  • Nearly eight decades ago, Ray Emory, then a young sailor, watched in disbelief as Japanese torpedoes tore into American ships in Pearl Harbor. Emory survived the devastating attack but didn't forget his fellow sailors and Marines who died and were buried in Hawaii without anyone knowing their names. His relentless efforts in the years that followed led to nearly 150 of those servicemen finally being identified so their families could find closure. Now frail with white-hair, the 97-year-old Emory arrived Tuesday in a golf cart at the pier where his ship, the USS Honolulu, was moored on Dec. 7, 1941. He came to say what could be his final goodbye to the storied naval base.

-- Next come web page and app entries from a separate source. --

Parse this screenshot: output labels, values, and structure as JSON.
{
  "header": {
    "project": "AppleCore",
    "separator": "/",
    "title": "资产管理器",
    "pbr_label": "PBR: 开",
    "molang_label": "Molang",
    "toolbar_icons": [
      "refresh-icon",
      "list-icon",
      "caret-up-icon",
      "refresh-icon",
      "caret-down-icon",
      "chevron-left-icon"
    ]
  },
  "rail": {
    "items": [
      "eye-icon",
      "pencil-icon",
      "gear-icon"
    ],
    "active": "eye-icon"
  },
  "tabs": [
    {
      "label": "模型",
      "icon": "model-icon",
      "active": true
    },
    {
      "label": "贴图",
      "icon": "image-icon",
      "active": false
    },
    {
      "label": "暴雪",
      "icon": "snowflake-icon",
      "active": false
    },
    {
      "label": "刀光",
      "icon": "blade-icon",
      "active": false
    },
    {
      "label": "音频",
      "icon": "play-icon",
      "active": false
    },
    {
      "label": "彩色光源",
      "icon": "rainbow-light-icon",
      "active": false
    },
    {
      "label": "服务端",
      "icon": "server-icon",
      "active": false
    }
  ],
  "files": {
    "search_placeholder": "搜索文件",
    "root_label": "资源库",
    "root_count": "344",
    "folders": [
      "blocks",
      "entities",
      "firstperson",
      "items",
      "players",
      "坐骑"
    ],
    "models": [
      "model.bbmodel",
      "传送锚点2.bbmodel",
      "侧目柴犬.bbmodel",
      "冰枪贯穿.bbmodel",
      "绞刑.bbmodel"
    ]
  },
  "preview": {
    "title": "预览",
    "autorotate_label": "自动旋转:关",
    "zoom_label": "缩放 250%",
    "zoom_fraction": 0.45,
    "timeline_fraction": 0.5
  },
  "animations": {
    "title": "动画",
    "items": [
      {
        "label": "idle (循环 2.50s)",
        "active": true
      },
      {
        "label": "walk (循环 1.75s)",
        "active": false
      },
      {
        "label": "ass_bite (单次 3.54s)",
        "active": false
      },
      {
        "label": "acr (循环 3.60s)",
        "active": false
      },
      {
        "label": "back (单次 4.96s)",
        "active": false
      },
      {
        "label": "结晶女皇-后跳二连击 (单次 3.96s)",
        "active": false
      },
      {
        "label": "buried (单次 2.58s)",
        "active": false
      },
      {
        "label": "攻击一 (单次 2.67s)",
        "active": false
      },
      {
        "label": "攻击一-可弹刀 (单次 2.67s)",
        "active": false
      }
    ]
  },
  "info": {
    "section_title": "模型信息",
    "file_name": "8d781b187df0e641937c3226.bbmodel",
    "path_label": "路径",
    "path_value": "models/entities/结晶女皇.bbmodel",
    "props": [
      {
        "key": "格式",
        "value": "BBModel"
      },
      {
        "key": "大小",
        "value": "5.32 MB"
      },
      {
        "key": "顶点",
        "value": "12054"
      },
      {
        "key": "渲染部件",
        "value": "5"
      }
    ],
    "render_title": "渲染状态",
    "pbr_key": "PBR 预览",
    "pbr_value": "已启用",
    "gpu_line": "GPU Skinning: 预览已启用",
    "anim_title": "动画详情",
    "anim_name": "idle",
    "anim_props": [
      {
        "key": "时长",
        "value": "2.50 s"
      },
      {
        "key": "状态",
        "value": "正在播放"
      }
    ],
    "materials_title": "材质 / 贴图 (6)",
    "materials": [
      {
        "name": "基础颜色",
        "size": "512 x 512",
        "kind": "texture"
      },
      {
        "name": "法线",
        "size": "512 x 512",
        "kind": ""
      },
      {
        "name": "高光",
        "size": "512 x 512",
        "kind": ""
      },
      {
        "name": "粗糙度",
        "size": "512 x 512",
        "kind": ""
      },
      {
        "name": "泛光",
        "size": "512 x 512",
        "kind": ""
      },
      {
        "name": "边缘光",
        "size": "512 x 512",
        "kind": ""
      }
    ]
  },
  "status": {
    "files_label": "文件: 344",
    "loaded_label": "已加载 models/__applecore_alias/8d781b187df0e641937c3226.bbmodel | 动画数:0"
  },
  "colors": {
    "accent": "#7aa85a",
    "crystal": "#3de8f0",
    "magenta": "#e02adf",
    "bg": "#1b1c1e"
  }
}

More than 500 sailors were there to greet him. They lined the rails and formed an honor cordon, shouting cheers of 'Hip, Hip, Hooray!' Emory saluted them. 'I'm glad I came and I'll never forget it,' Emory told reporters after a ceremony in his honor. Emory wanted to visit the pier before leaving his Hawaii home for Boise, Idaho. His wife died about a month ago and he plans to live with his son and go fishing. During the attack on Pearl Harbor, Emory managed to fire a few rounds at the airplanes that dropped the torpedoes. He still has an empty bullet casing that fell to his ship deck. In 2012, the Navy and National Park Service recognized Emory for his work with the military and Department of Veterans Affairs to honor and remember Pearl Harbor's dead. Bureaucrats didn't welcome his efforts, at least not initially. Emory says they politely told him to ''go you-know-where.'' It didn't deter him. First, thanks to legislation sponsored by the late U.S. Rep. Patsy Mink of Hawaii, he managed to get gravestones for unknowns from the USS Arizona marked with name of their battleship. In 2003, the military agreed to dig up a casket that Emory was convinced, after meticulously studying records, included the remains of multiple USS Oklahoma servicemen. Emory was right, and five sailors were identified. It helped lay the foundation for the Pentagon's decision more than a decade later to exhume and attempt to identify all 388 sailors and Marines from the Oklahoma who had been buried as unknowns in a national cemetery in Honolulu. Since those 2015 exhumations, 138 sailors from the Oklahoma have been identified. About 77 have been reburied, many in their hometowns, bringing closure to families across the country. 'Ray, you're the man that did it. There's nobody else. If it wasn't for you, it would have never been done,' Jim Taylor, the Navy's liaison to Pearl Harbor survivors, told Emory during the brief ceremony Tuesday at the USS Honolulu's old pier. Taylor presented Emory with a black, folded POW/MIA flag printed with the words: 'You are not forgotten.' Some of the remains, especially those burned to ash, will never be identified. But the military aims to put names with 80 percent of the Oklahoma servicemen who were dug up in 2015. Altogether, the Pearl Harbor attack killed nearly 2,400 U.S. servicemen. The Oklahoma lost 429 men after being hit by at least nine torpedoes. It was the second-largest number of dead from one vessel. The USS Arizona lost 1,177 sailors and Marines. Most of those killed on the Arizona remain entombed in the sunken hull of the battleship. The Pentagon has also exhumed the remains of 35 servicemen from the USS West Virginia from Honolulu's National Memorial Cemetery of the Pacific. None have been identified so far.